--- Task directions ---
Your answer must be an exact copy of the records below, minus any images.

(App and web page records)
════════

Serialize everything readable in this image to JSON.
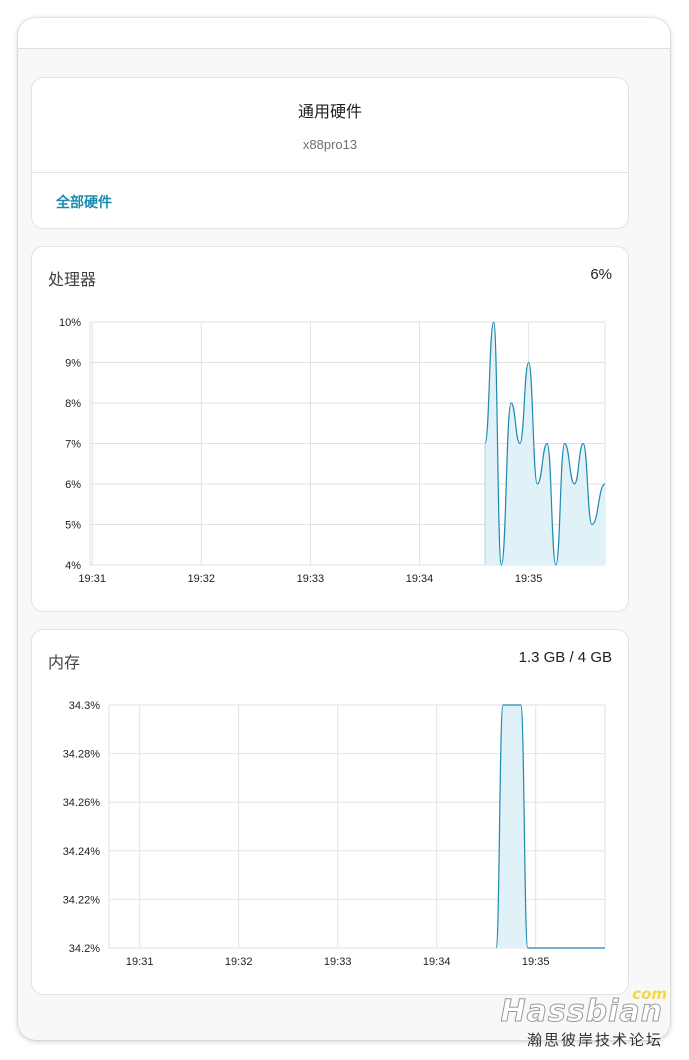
{
  "device": {
    "title": "通用硬件",
    "subtitle": "x88pro13",
    "link_label": "全部硬件"
  },
  "cpu": {
    "title": "处理器",
    "value": "6%"
  },
  "memory": {
    "title": "内存",
    "value": "1.3 GB / 4 GB"
  },
  "watermark": {
    "logo": "Hassbian",
    "suffix": "com",
    "caption": "瀚思彼岸技术论坛"
  },
  "colors": {
    "accent": "#1e8ab0",
    "line": "#1e8ab0",
    "fill": "#e0f1f8",
    "grid": "#e2e2e2"
  },
  "chart_data": [
    {
      "type": "area",
      "series_key": "cpu",
      "y_ticks": [
        "10%",
        "9%",
        "8%",
        "7%",
        "6%",
        "5%",
        "4%"
      ],
      "ylim": [
        4,
        10
      ],
      "x_ticks": [
        "19:31",
        "19:32",
        "19:33",
        "19:34",
        "19:35"
      ],
      "x_tick_minutes": [
        31,
        32,
        33,
        34,
        35
      ],
      "xlim_minutes": [
        30.98,
        35.7
      ],
      "grid": true,
      "series": [
        {
          "x_minutes": [
            34.6,
            34.68,
            34.75,
            34.84,
            34.92,
            35.0,
            35.08,
            35.17,
            35.25,
            35.33,
            35.42,
            35.5,
            35.58,
            35.7
          ],
          "values": [
            7,
            10,
            4,
            8,
            7,
            9,
            6,
            7,
            4,
            7,
            6,
            7,
            5,
            6
          ]
        }
      ]
    },
    {
      "type": "area",
      "series_key": "memory",
      "y_ticks": [
        "34.3%",
        "34.28%",
        "34.26%",
        "34.24%",
        "34.22%",
        "34.2%"
      ],
      "ylim": [
        34.2,
        34.3
      ],
      "x_ticks": [
        "19:31",
        "19:32",
        "19:33",
        "19:34",
        "19:35"
      ],
      "x_tick_minutes": [
        31,
        32,
        33,
        34,
        35
      ],
      "xlim_minutes": [
        30.69,
        35.7
      ],
      "grid": true,
      "series": [
        {
          "x_minutes": [
            34.6,
            34.67,
            34.85,
            34.92,
            35.7
          ],
          "values": [
            34.2,
            34.3,
            34.3,
            34.2,
            34.2
          ]
        }
      ]
    }
  ]
}
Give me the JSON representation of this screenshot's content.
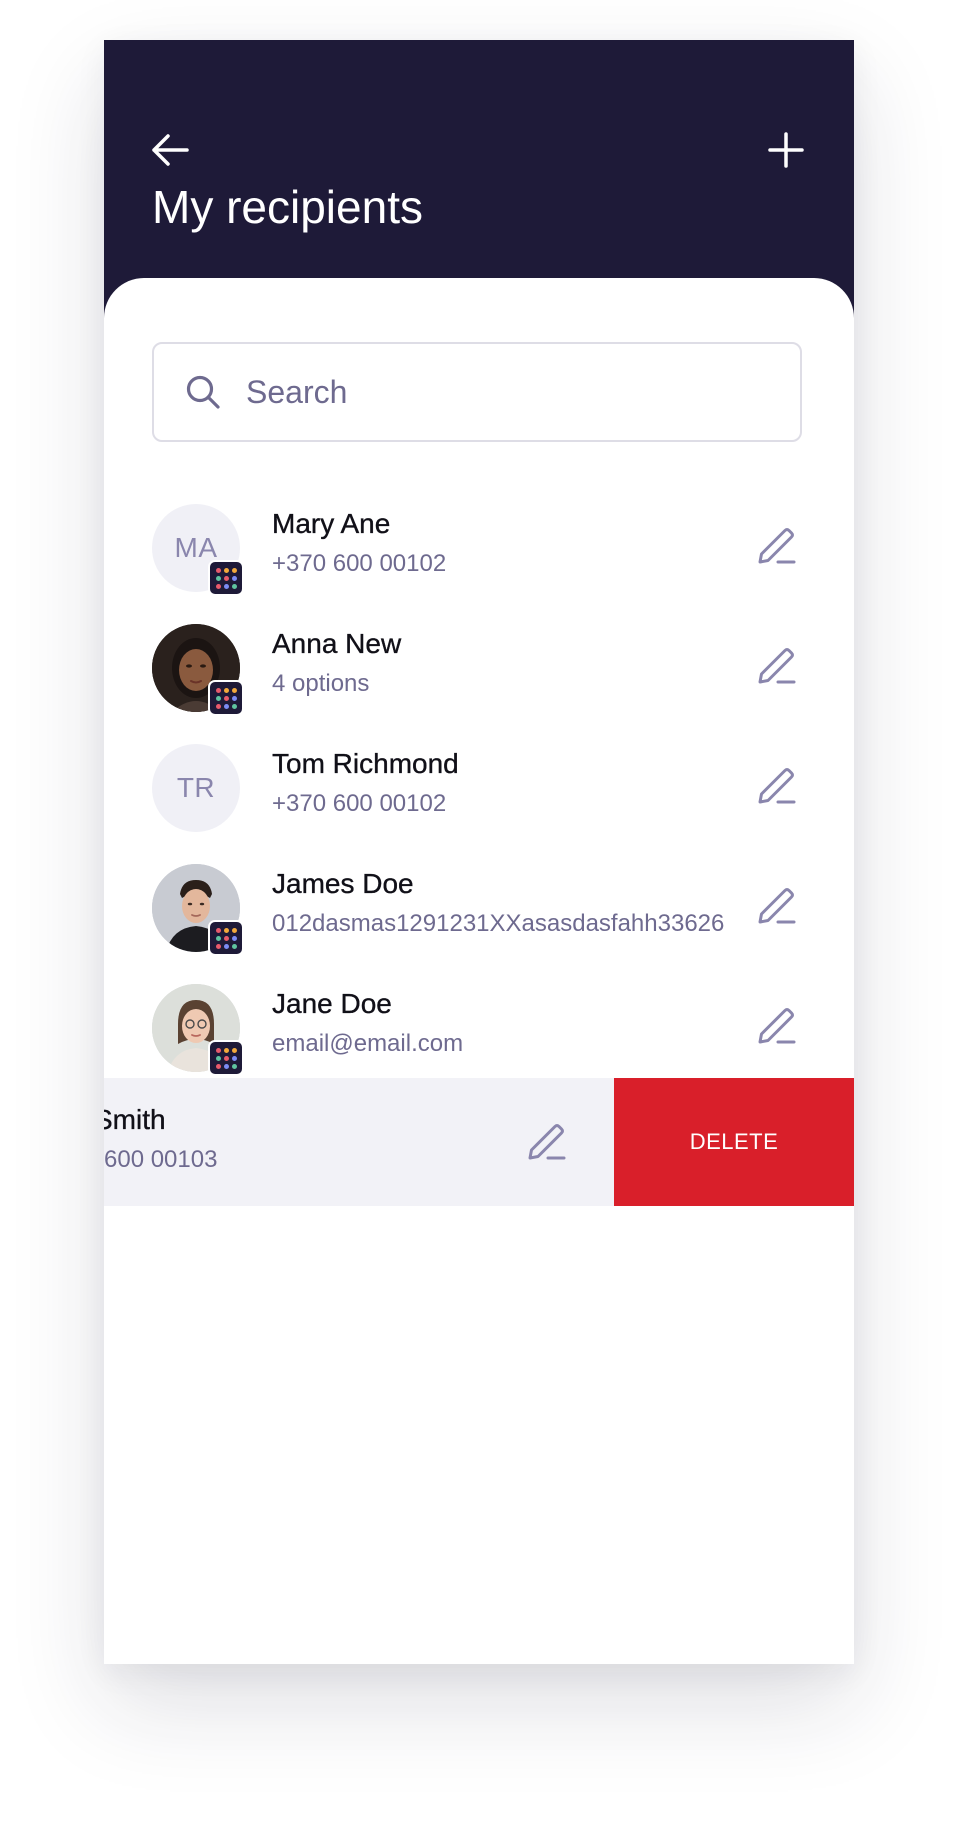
{
  "header": {
    "title": "My recipients",
    "back_icon": "arrow-left-icon",
    "add_icon": "plus-icon",
    "background": "#1e1a38"
  },
  "search": {
    "placeholder": "Search",
    "value": "",
    "icon": "search-icon"
  },
  "recipients": [
    {
      "name": "Mary Ane",
      "detail": "+370 600 00102",
      "initials": "MA",
      "avatar": "initials",
      "badge": true
    },
    {
      "name": "Anna New",
      "detail": "4 options",
      "avatar": "photo",
      "badge": true
    },
    {
      "name": "Tom Richmond",
      "detail": "+370 600 00102",
      "initials": "TR",
      "avatar": "initials",
      "badge": false
    },
    {
      "name": "James Doe",
      "detail": "012dasmas1291231XXasasdasfahh33626",
      "avatar": "photo",
      "badge": true
    },
    {
      "name": "Jane Doe",
      "detail": "email@email.com",
      "avatar": "photo",
      "badge": true
    }
  ],
  "swiped_row": {
    "name": "Smith",
    "detail": "600 00103",
    "delete_label": "DELETE"
  },
  "colors": {
    "accent": "#8a86ad",
    "secondary_text": "#6e6a8f",
    "delete": "#d91f2a",
    "badge": "#1e1a38"
  }
}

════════

--- Exercise response ---
Serialize everything readable in this image to JSON.
{
  "device": {
    "title": "通用硬件",
    "subtitle": "x88pro13",
    "link_label": "全部硬件"
  },
  "cpu": {
    "title": "处理器",
    "value": "6%"
  },
  "memory": {
    "title": "内存",
    "value": "1.3 GB / 4 GB"
  },
  "watermark": {
    "logo": "Hassbian",
    "suffix": "com",
    "caption": "瀚思彼岸技术论坛"
  },
  "colors": {
    "accent": "#1e8ab0",
    "line": "#1e8ab0",
    "fill": "#e0f1f8",
    "grid": "#e2e2e2"
  },
  "chart_data": [
    {
      "type": "area",
      "series_key": "cpu",
      "y_ticks": [
        "10%",
        "9%",
        "8%",
        "7%",
        "6%",
        "5%",
        "4%"
      ],
      "ylim": [
        4,
        10
      ],
      "x_ticks": [
        "19:31",
        "19:32",
        "19:33",
        "19:34",
        "19:35"
      ],
      "x_tick_minutes": [
        31,
        32,
        33,
        34,
        35
      ],
      "xlim_minutes": [
        30.98,
        35.7
      ],
      "grid": true,
      "series": [
        {
          "x_minutes": [
            34.6,
            34.68,
            34.75,
            34.84,
            34.92,
            35.0,
            35.08,
            35.17,
            35.25,
            35.33,
            35.42,
            35.5,
            35.58,
            35.7
          ],
          "values": [
            7,
            10,
            4,
            8,
            7,
            9,
            6,
            7,
            4,
            7,
            6,
            7,
            5,
            6
          ]
        }
      ]
    },
    {
      "type": "area",
      "series_key": "memory",
      "y_ticks": [
        "34.3%",
        "34.28%",
        "34.26%",
        "34.24%",
        "34.22%",
        "34.2%"
      ],
      "ylim": [
        34.2,
        34.3
      ],
      "x_ticks": [
        "19:31",
        "19:32",
        "19:33",
        "19:34",
        "19:35"
      ],
      "x_tick_minutes": [
        31,
        32,
        33,
        34,
        35
      ],
      "xlim_minutes": [
        30.69,
        35.7
      ],
      "grid": true,
      "series": [
        {
          "x_minutes": [
            34.6,
            34.67,
            34.85,
            34.92,
            35.7
          ],
          "values": [
            34.2,
            34.3,
            34.3,
            34.2,
            34.2
          ]
        }
      ]
    }
  ]
}
Give me the JSON representation of this screenshot's content.
{
  "header": {
    "title": "My recipients",
    "back_icon": "arrow-left-icon",
    "add_icon": "plus-icon",
    "background": "#1e1a38"
  },
  "search": {
    "placeholder": "Search",
    "value": "",
    "icon": "search-icon"
  },
  "recipients": [
    {
      "name": "Mary Ane",
      "detail": "+370 600 00102",
      "initials": "MA",
      "avatar": "initials",
      "badge": true
    },
    {
      "name": "Anna New",
      "detail": "4 options",
      "avatar": "photo",
      "badge": true
    },
    {
      "name": "Tom Richmond",
      "detail": "+370 600 00102",
      "initials": "TR",
      "avatar": "initials",
      "badge": false
    },
    {
      "name": "James Doe",
      "detail": "012dasmas1291231XXasasdasfahh33626",
      "avatar": "photo",
      "badge": true
    },
    {
      "name": "Jane Doe",
      "detail": "email@email.com",
      "avatar": "photo",
      "badge": true
    }
  ],
  "swiped_row": {
    "name": "Smith",
    "detail": "600 00103",
    "delete_label": "DELETE"
  },
  "colors": {
    "accent": "#8a86ad",
    "secondary_text": "#6e6a8f",
    "delete": "#d91f2a",
    "badge": "#1e1a38"
  }
}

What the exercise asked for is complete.